Captioning and Subtitling are similar but different and rather than dive into the differences we’ll use the word subtitling generically for this article to reference both subtitles and captions.
The beginnings of a wave of change with subtitling are happening in television. You may not have felt the tremors yet, but you will.
Subtitles on television began in the early 1970’s. Live subtitling, however, did not begin until 1982 when it was developed by the National Captioning Institute using court reporters trained to write 225 words per minute using a Stenograph machine. This provided viewers with on-screen subtitles within two to three seconds of the word being spoken and it’s been that way ever since. But…
Stenography, as a profession, has been in decline since 2013. As senior professionals retire they are not being replaced by younger candidates who are passing on this field as a career in favor of other professions. One reason for this is the demanding requirements of the job. Candidates must be able to type at lease 225 – 250 words per minute with limited mistakes. This requires discipline and focus for many hours at a time. Schools that taught stenography typically had a graduation rate around 4% due to the high standards and have seen a gradual decline in enrollment that ultimately forced many schools to close. In the US alone, there are over 5,000 open stenography positions with limited candidates to fill those positions.
At the same time the Stenography profession began trending downward, the demands for live subtitling were rising. This increase was driven by new government mandates in multiple countries, the exponential growth of live and breaking news, 24-hour cable news cycles, and more live sports broadcasts. Additional competition for live captioners is also coming from corporate events, government briefings, meetings and increased usage from the legal system for depositions and trials that are creating resource issues and rising prices for human captioning.
So how do we fill the gap between a decline in human subtitling also facing an increase in market demand? Technology. Specifically, Artificial Intelligence (AI). The technology has been around for many years. In fact, voice recognition dates back to the late 1800’s and early 1900’s. The technology began to show significant improvement beginning in 1971 and continued to evolve into 2014 when it became commercially available.
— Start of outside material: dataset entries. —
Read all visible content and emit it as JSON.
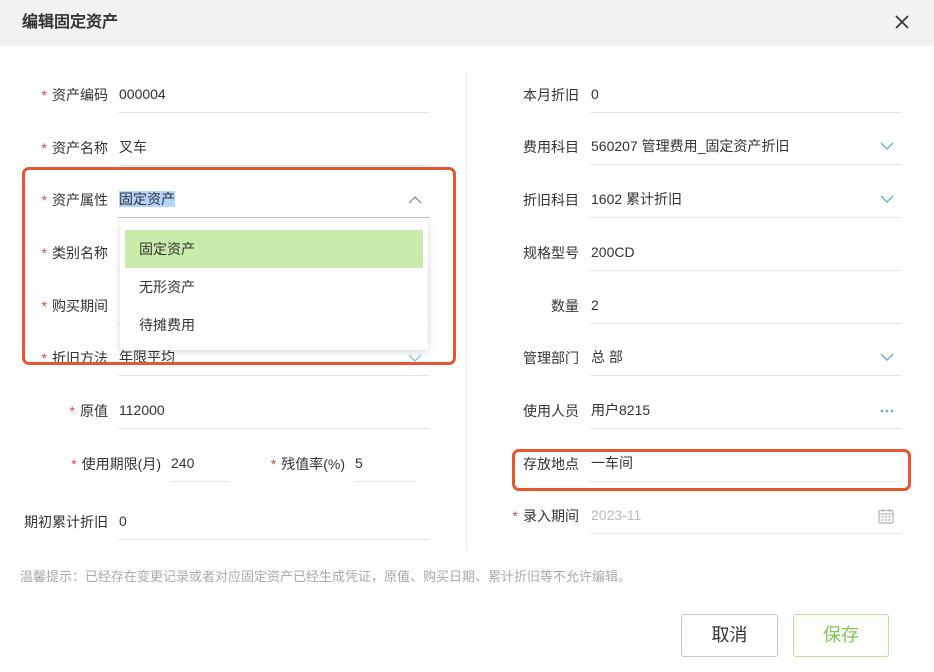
{
  "dialog": {
    "title": "编辑固定资产"
  },
  "form": {
    "required_mark": "*"
  },
  "left": {
    "asset_code": {
      "label": "资产编码",
      "value": "000004"
    },
    "asset_name": {
      "label": "资产名称",
      "value": "叉车"
    },
    "asset_attribute": {
      "label": "资产属性",
      "value": "固定资产"
    },
    "category_name": {
      "label": "类别名称"
    },
    "purchase_period": {
      "label": "购买期间"
    },
    "depreciation_method": {
      "label": "折旧方法",
      "value": "年限平均"
    },
    "original_value": {
      "label": "原值",
      "value": "112000"
    },
    "useful_life": {
      "label": "使用期限(月)",
      "value": "240"
    },
    "residual_rate": {
      "label": "残值率(%)",
      "value": "5"
    },
    "opening_accumulated_depreciation": {
      "label": "期初累计折旧",
      "value": "0"
    }
  },
  "dropdown": {
    "options": [
      "固定资产",
      "无形资产",
      "待摊费用"
    ],
    "selected_index": 0
  },
  "right": {
    "current_month_depreciation": {
      "label": "本月折旧",
      "value": "0"
    },
    "expense_account": {
      "label": "费用科目",
      "value": "560207 管理费用_固定资产折旧"
    },
    "depreciation_account": {
      "label": "折旧科目",
      "value": "1602 累计折旧"
    },
    "spec_model": {
      "label": "规格型号",
      "value": "200CD"
    },
    "quantity": {
      "label": "数量",
      "value": "2"
    },
    "department": {
      "label": "管理部门",
      "value": "总 部"
    },
    "user": {
      "label": "使用人员",
      "value": "用户8215"
    },
    "storage_location": {
      "label": "存放地点",
      "value": "一车间"
    },
    "entry_period": {
      "label": "录入期间",
      "value": "2023-11"
    }
  },
  "footer": {
    "notice": "温馨提示：已经存在变更记录或者对应固定资产已经生成凭证，原值、购买日期、累计折旧等不允许编辑。",
    "cancel_label": "取消",
    "save_label": "保存"
  },
  "icons": {
    "close": "close-icon",
    "chevron_up": "chevron-up-icon",
    "chevron_down": "chevron-down-icon",
    "more": "ellipsis-icon",
    "calendar": "calendar-icon"
  },
  "colors": {
    "required": "#e8453c",
    "option_highlight": "#c9ecad",
    "annotation": "#e8562f",
    "save_text": "#7ec45b",
    "accent_blue": "#69aee0"
  }
}
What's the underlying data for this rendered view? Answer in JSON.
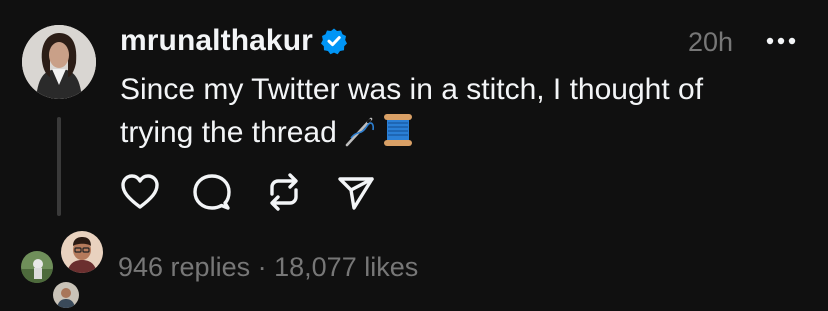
{
  "post": {
    "username": "mrunalthakur",
    "verified_icon": "verified-badge-icon",
    "timestamp": "20h",
    "text_line1": "Since my Twitter was in a stitch, I thought of",
    "text_line2": "trying the thread",
    "emoji_icons": [
      "sewing-needle-icon",
      "spool-of-thread-icon"
    ]
  },
  "actions": [
    {
      "icon": "heart-icon"
    },
    {
      "icon": "comment-icon"
    },
    {
      "icon": "repost-icon"
    },
    {
      "icon": "share-icon"
    }
  ],
  "stats": {
    "replies": "946 replies",
    "separator": "·",
    "likes": "18,077 likes"
  },
  "colors": {
    "background": "#101010",
    "text": "#f3f5f7",
    "muted": "#777777",
    "verified": "#0095f6",
    "thread_line": "#3a3a3a"
  }
}
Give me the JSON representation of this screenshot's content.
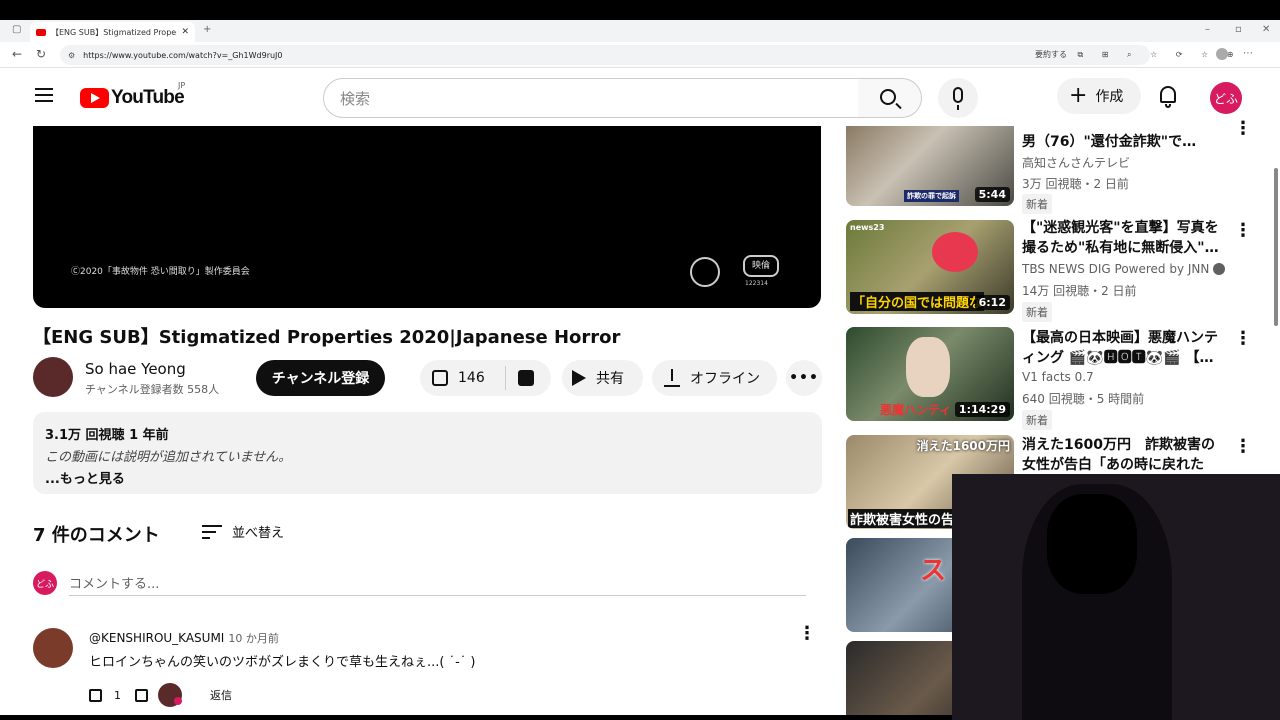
{
  "browser": {
    "tab_title": "【ENG SUB】Stigmatized Properties",
    "url": "https://www.youtube.com/watch?v=_Gh1Wd9ruJ0",
    "toolbar_text": "要約する"
  },
  "header": {
    "logo_text": "YouTube",
    "country_code": "JP",
    "search_placeholder": "検索",
    "create_label": "作成",
    "avatar_text": "どふ"
  },
  "video": {
    "copyright_overlay": "Ⓒ2020「事故物件 恐い間取り」製作委員会",
    "rating_mark": "映倫",
    "rating_number": "122314",
    "title": "【ENG SUB】Stigmatized Properties 2020|Japanese Horror",
    "channel_name": "So hae Yeong",
    "subscribers": "チャンネル登録者数 558人",
    "subscribe_label": "チャンネル登録",
    "likes": "146",
    "share_label": "共有",
    "download_label": "オフライン",
    "more_label": "•••"
  },
  "description": {
    "stats": "3.1万 回視聴  1 年前",
    "body": "この動画には説明が追加されていません。",
    "more": "...もっと見る"
  },
  "comments": {
    "count_label": "7 件のコメント",
    "sort_label": "並べ替え",
    "my_avatar": "どふ",
    "input_placeholder": "コメントする...",
    "items": [
      {
        "author": "@KENSHIROU_KASUMI",
        "time": "10 か月前",
        "text": "ヒロインちゃんの笑いのツボがズレまくりで草も生えねぇ...( ˙-˙ )",
        "likes": "1",
        "reply_label": "返信"
      }
    ]
  },
  "related": [
    {
      "title": "男（76）\"還付金詐欺\"で…『e-...",
      "channel": "高知さんさんテレビ",
      "meta": "3万 回視聴・2 日前",
      "badge": "新着",
      "duration": "5:44",
      "thumb_caption": "詐欺の罪で起訴"
    },
    {
      "title": "【\"迷惑観光客\"を直撃】写真を撮るため\"私有地に無断侵入\"…",
      "channel": "TBS NEWS DIG Powered by JNN",
      "meta": "14万 回視聴・2 日前",
      "badge": "新着",
      "duration": "6:12",
      "thumb_caption": "「自分の国では問題な",
      "thumb_tag": "news23"
    },
    {
      "title": "【最高の日本映画】悪魔ハンティング 🎬🐼🅷🅾🆃🐼🎬 【…",
      "channel": "V1 facts 0.7",
      "meta": "640 回視聴・5 時間前",
      "badge": "新着",
      "duration": "1:14:29",
      "thumb_caption": "悪魔ハンティ"
    },
    {
      "title": "消えた1600万円　詐欺被害の女性が告白「あの時に戻れたら」…",
      "thumb_caption": "消えた1600万円",
      "thumb_caption2": "詐欺被害女性の告"
    },
    {
      "thumb_caption": "スト"
    }
  ]
}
Early efforts suffered from accuracy problems and limitations.
With the acquisition of Screen Subtitling Systems, BroadStream began working to incorporate AI speech engines to create an automated solution we call VoCaption. VoCaption delivers live subtitling for your live broadcast that is more accurate than previous AI implementations and in many cases equal to or better than humans.
VoCaption can be used in multiple applications including:
- Emergency Subtitling – for those occasions when subtitles are expected to be in a program but for some technical reason they are not. VoCaption can help reduce those angry viewer calls because it can be activated in just a matter of seconds.
- Supplemental Subtitling – your news may provide subtitles using a script and teleprompter but for weather, sports, traffic and un-scripted field reports, rather than use a human who must be available and “on the clock” for the entire time, VoCaption can be turned on and off as needed.
The two biggest benefits you can expect are:
- Improvements in accuracy – A frequent comment we hear is “we tried AI several years ago and it wasn’t very accurate.” That was true then, but the technology has made excellent progress and accuracy is up significantly depending on the program genre and the audio quality. In addition, it’s easy to regionalize or localize the technology by using custom dictionaries to import regional or local names, geography, schools, sports teams and more. Utilization of these dictionaries will substantially increase accuracy and improve pronunciations and we can help you with that process during commissioning.
- Substantial savings – Human subtitlers are expensive and as the shortage of qualified subtitlers continues to decline you will likely see an increase in rates. Current estimates range from a low of $60 per hour to a high of $900 per hour depending on your needs. VoCaption is available when you need it and it sleeps when you don’t. You only pay for the times you need it so you will experience a significant cost savings versus human captioners.
VoCaption is available in both hardware and software versions for 3rd party caption inserters or as part of OASYS Integrated Playout and Polistream our leading, subtitle inserter. For more information you can contact us here and a representative will be happy to answer any questions, arrange a demonstration or provide a quotation.